ACTION ITEM
Give the records below again exactly, and exclude each picture.

--- --- ---

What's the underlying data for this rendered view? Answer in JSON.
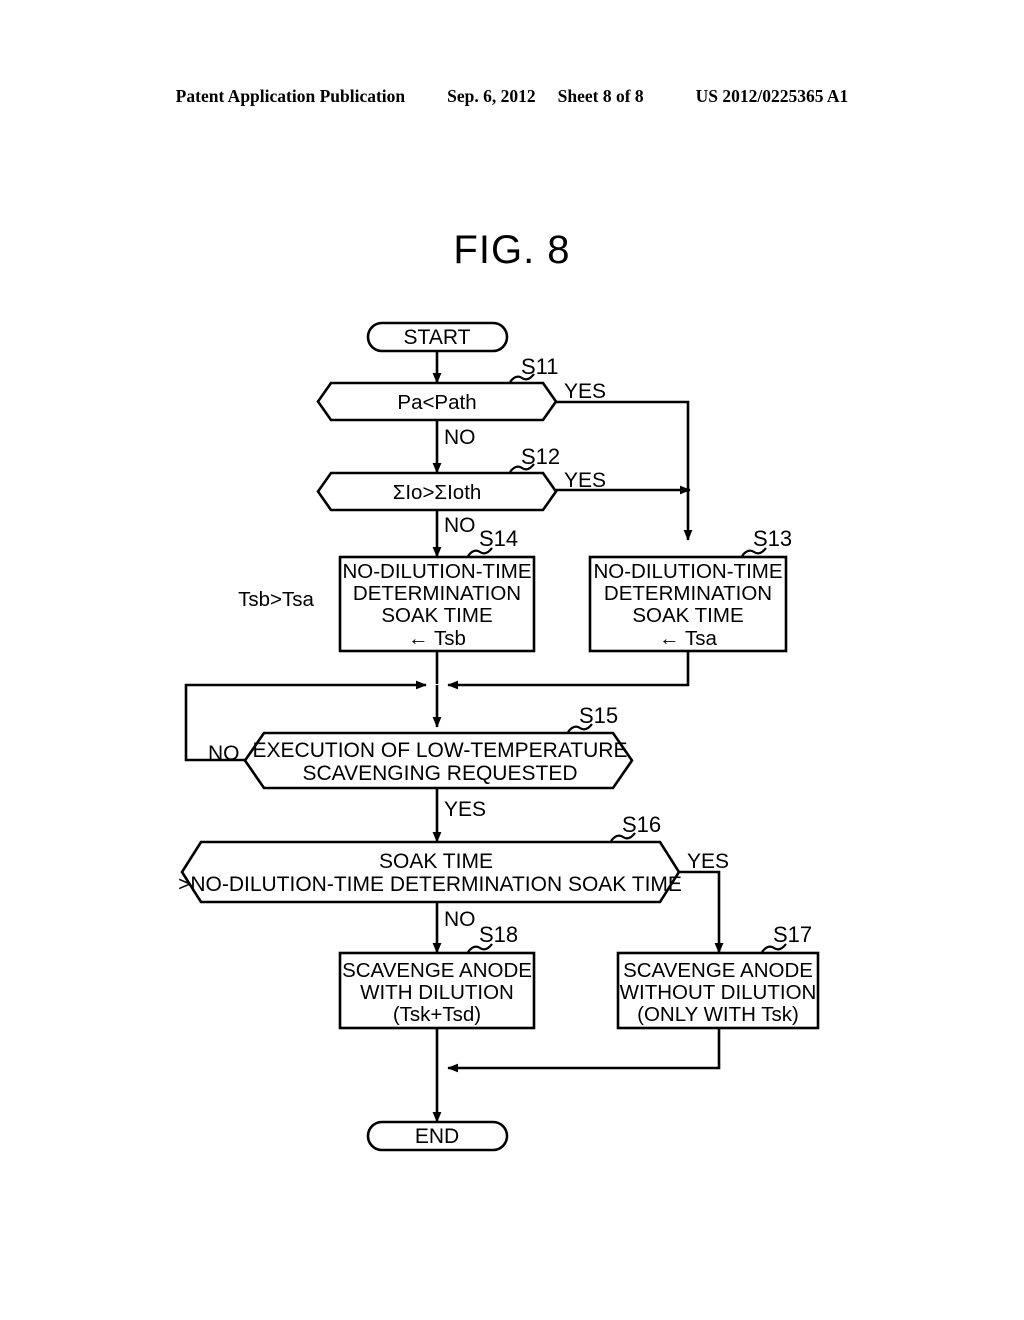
{
  "header": {
    "publication": "Patent Application Publication",
    "date": "Sep. 6, 2012",
    "sheet": "Sheet 8 of 8",
    "number": "US 2012/0225365 A1"
  },
  "figure": {
    "title": "FIG. 8"
  },
  "colors": {
    "ink": "#000000",
    "paper": "#ffffff"
  },
  "nodes": {
    "start": {
      "id": "start",
      "type": "terminal",
      "label": "START"
    },
    "s11": {
      "id": "S11",
      "type": "decision",
      "step": "S11",
      "label": "Pa<Path",
      "yes_label": "YES",
      "no_label": "NO"
    },
    "s12": {
      "id": "S12",
      "type": "decision",
      "step": "S12",
      "label": "ΣIo>ΣIoth",
      "yes_label": "YES",
      "no_label": "NO"
    },
    "s13": {
      "id": "S13",
      "type": "process",
      "step": "S13",
      "lines": [
        "NO-DILUTION-TIME",
        "DETERMINATION",
        "SOAK TIME",
        "← Tsa"
      ]
    },
    "s14": {
      "id": "S14",
      "type": "process",
      "step": "S14",
      "lines": [
        "NO-DILUTION-TIME",
        "DETERMINATION",
        "SOAK TIME",
        "← Tsb"
      ]
    },
    "s15": {
      "id": "S15",
      "type": "decision",
      "step": "S15",
      "lines": [
        "EXECUTION OF LOW-TEMPERATURE",
        "SCAVENGING REQUESTED"
      ],
      "yes_label": "YES",
      "no_label": "NO"
    },
    "s16": {
      "id": "S16",
      "type": "decision",
      "step": "S16",
      "lines": [
        "SOAK TIME",
        ">NO-DILUTION-TIME DETERMINATION SOAK TIME"
      ],
      "yes_label": "YES",
      "no_label": "NO"
    },
    "s17": {
      "id": "S17",
      "type": "process",
      "step": "S17",
      "lines": [
        "SCAVENGE ANODE",
        "WITHOUT DILUTION",
        "(ONLY WITH Tsk)"
      ]
    },
    "s18": {
      "id": "S18",
      "type": "process",
      "step": "S18",
      "lines": [
        "SCAVENGE ANODE",
        "WITH DILUTION",
        "(Tsk+Tsd)"
      ]
    },
    "end": {
      "id": "end",
      "type": "terminal",
      "label": "END"
    }
  },
  "annotations": {
    "tsb_tsa": "Tsb>Tsa"
  }
}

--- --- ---

RESPONSE TO THIS EXERCISE
What's the underlying data for this rendered view? Answer in JSON.
{
  "header": {
    "publication": "Patent Application Publication",
    "date": "Sep. 6, 2012",
    "sheet": "Sheet 8 of 8",
    "number": "US 2012/0225365 A1"
  },
  "figure": {
    "title": "FIG. 8"
  },
  "colors": {
    "ink": "#000000",
    "paper": "#ffffff"
  },
  "nodes": {
    "start": {
      "id": "start",
      "type": "terminal",
      "label": "START"
    },
    "s11": {
      "id": "S11",
      "type": "decision",
      "step": "S11",
      "label": "Pa<Path",
      "yes_label": "YES",
      "no_label": "NO"
    },
    "s12": {
      "id": "S12",
      "type": "decision",
      "step": "S12",
      "label": "ΣIo>ΣIoth",
      "yes_label": "YES",
      "no_label": "NO"
    },
    "s13": {
      "id": "S13",
      "type": "process",
      "step": "S13",
      "lines": [
        "NO-DILUTION-TIME",
        "DETERMINATION",
        "SOAK TIME",
        "← Tsa"
      ]
    },
    "s14": {
      "id": "S14",
      "type": "process",
      "step": "S14",
      "lines": [
        "NO-DILUTION-TIME",
        "DETERMINATION",
        "SOAK TIME",
        "← Tsb"
      ]
    },
    "s15": {
      "id": "S15",
      "type": "decision",
      "step": "S15",
      "lines": [
        "EXECUTION OF LOW-TEMPERATURE",
        "SCAVENGING REQUESTED"
      ],
      "yes_label": "YES",
      "no_label": "NO"
    },
    "s16": {
      "id": "S16",
      "type": "decision",
      "step": "S16",
      "lines": [
        "SOAK TIME",
        ">NO-DILUTION-TIME DETERMINATION SOAK TIME"
      ],
      "yes_label": "YES",
      "no_label": "NO"
    },
    "s17": {
      "id": "S17",
      "type": "process",
      "step": "S17",
      "lines": [
        "SCAVENGE ANODE",
        "WITHOUT DILUTION",
        "(ONLY WITH Tsk)"
      ]
    },
    "s18": {
      "id": "S18",
      "type": "process",
      "step": "S18",
      "lines": [
        "SCAVENGE ANODE",
        "WITH DILUTION",
        "(Tsk+Tsd)"
      ]
    },
    "end": {
      "id": "end",
      "type": "terminal",
      "label": "END"
    }
  },
  "annotations": {
    "tsb_tsa": "Tsb>Tsa"
  }
}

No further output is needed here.